By John Dowell
The year was 1983. I was not attending a church, and I was single.
Occasionally I would stop by a little pub. This particular year, Christmas Eve was on a Saturday, and I stopped by the pub on the Wednesday before to have a little Christmas cheer with a few of my friends.
The owner of the pub told us he was going have a Christmas Eve party and he needed someone to play Santa Claus. Would any of us do it? Everyone was quiet, so I volunteered.
Remember, we were in a pub; there wouldn’t be any little kids coming up to sit on Santa’s lap—only young women.
This was going to be fun.
Saturday evening came. I dressed up in my Santa Claus suit, beard and all. I was given a bag of little wrapped gifts the owner had provided for anyone who wanted to talk to Old Santa. I walked in through the back door saying, “Ho, ho, ho, Merry Christmas everyone.” I went to my chair, and said, “Come up and tell old Santa what you want for Christmas.” Young ladies lined up and the fun began.
I got crazy requests like, “I’d like a Mercedes Benz.”
I responded, “If Old Santa gets you Mercedes Benz, could you afford the insurance?”
She said, “You get me one and I’ll get the insurance.”
We all laughed. This went on for over an hour. As the line shortened, a young lady came up and sat on my lap. I said, “Merry Christmas. What would you want old Santa to get for Christmas?”
When I looked into her eyes I could see she was dead serious and she said, “Santa, I just want my little boy back.”
I, too, got serious. Fun and frolicking was over. I said, “Old Santa can’t get that for you.” Then in a moment of divine inspiration I said, “But I know someone who can.” I fell back on my childhood faith and said, “His name is Jesus.”
I asked her if we could pray; she said, “OK,” and we did.
I don’t remember exactly what I prayed that night. The jukebox was playing loud music and people were dancing. I quietly said in her ear something like, “Jesus, you can help this young lady. Her little boy needs to be home with his mother. This is really your special night and we all are doing wrong, but Jesus if you would do this, it would really be a special time for her. Amen.”
That was that. She got up, thanked me, and left.
Playing Santa Claus wasn’t fun anymore, so I too got up, went to a back room and changed clothes.
I tried to find the woman, but she wasn’t around. I didn’t feel like partying anymore, so I quietly left and went home.

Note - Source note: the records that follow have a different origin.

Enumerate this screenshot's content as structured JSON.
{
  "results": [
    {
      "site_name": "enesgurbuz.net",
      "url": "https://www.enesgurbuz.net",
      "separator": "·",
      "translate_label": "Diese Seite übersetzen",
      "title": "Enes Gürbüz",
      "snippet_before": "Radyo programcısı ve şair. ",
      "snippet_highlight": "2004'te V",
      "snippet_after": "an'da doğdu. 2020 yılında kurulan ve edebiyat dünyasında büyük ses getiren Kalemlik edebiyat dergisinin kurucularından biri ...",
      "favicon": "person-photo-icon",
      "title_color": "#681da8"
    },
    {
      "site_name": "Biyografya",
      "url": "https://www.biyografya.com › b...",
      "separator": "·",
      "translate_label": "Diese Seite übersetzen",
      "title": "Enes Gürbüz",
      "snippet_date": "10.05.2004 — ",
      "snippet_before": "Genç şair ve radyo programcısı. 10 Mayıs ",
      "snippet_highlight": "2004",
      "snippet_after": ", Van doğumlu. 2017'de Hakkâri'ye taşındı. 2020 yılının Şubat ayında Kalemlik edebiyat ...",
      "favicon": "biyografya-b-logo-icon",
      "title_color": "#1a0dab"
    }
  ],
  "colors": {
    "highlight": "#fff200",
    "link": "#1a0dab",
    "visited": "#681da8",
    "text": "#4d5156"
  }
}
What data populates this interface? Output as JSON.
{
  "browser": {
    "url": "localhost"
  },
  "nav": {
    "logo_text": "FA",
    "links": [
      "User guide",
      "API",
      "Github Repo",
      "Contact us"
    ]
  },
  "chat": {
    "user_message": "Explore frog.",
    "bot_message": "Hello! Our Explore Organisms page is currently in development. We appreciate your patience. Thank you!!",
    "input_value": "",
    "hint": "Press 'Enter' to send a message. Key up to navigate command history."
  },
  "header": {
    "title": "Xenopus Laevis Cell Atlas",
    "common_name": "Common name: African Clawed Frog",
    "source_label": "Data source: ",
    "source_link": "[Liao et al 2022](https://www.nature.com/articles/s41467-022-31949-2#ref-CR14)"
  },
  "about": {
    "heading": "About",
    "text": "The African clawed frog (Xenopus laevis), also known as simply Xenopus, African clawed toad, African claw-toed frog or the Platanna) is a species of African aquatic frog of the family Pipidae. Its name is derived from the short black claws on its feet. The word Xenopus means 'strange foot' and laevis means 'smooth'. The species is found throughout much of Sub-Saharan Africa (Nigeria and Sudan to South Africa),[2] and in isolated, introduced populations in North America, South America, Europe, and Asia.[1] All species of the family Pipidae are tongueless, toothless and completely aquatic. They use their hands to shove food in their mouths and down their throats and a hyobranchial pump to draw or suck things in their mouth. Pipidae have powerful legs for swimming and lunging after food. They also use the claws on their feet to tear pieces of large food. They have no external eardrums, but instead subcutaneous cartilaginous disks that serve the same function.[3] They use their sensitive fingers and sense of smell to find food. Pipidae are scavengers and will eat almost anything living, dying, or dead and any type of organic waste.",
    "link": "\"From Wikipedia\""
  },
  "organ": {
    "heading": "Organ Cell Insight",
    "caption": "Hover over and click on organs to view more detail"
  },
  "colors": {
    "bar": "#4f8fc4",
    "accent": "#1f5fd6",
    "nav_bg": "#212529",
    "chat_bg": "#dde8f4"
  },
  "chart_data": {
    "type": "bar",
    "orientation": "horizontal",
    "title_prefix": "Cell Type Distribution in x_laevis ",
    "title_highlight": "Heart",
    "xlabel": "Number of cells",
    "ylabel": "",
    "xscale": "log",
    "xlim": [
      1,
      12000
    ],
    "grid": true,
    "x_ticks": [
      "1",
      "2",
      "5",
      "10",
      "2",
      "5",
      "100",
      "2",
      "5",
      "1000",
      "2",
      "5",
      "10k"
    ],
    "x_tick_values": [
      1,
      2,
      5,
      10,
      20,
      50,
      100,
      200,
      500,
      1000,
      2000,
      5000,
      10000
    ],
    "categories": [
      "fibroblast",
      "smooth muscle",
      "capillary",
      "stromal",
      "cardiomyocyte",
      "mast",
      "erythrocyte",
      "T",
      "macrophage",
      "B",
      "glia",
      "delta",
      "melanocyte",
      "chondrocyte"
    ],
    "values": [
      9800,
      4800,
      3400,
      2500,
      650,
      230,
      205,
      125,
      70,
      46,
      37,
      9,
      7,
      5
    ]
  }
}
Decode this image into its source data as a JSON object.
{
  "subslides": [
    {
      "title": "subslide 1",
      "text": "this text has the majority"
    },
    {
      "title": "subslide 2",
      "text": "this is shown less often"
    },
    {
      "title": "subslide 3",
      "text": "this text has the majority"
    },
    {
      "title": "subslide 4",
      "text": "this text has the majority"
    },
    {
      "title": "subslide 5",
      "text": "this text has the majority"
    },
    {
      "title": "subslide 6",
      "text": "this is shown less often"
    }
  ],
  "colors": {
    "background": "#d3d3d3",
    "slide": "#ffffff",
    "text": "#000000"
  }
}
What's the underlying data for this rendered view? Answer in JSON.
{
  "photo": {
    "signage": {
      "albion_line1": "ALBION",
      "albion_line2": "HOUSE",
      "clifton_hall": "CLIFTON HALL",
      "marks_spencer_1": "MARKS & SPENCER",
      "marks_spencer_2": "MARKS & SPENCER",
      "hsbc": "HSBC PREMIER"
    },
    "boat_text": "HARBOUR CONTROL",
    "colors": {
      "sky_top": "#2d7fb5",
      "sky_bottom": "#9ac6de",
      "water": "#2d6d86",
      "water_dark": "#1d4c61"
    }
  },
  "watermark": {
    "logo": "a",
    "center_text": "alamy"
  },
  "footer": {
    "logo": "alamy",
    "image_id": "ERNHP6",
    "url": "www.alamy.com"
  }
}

For the next few days, I thought about that young mother and then the memory of that night slowly began to fade.
Several months later, I stopped by the pub and was sitting alone with my thoughts when someone tapped me on the shoulder and said, “Santa, I just stopped by to tell you I got my little boy back.”
I didn’t know what to say, but then I said, “Honey, Santa didn’t have anything to do with that.”
She said, “I know.”
Then she left. I never saw her again. I don’t even know her name.
I have no idea where she is today; her son is a grown man by now. But I do know this, one Christmas Eve long ago, God used a non-believer playing the fool as Santa Claus at a pub in Tampa Fla., to touch the lives of a young mother, her son, and the one playing Santa.
What happened to me that night is what John Wesley calls “prevenient grace,” grace that goes before us.
The following June 2, 1984, I gave my life to Christ, and a second “little boy” found his way back home. My life has never been the same.
This special day this year is almost upon us, I thank God for all of you and I wish you and your family a very Merry Christmas!
Dowell is president of the National Association of Conference Presidents of United Methodist Men. This article was printed in the UM Reporter.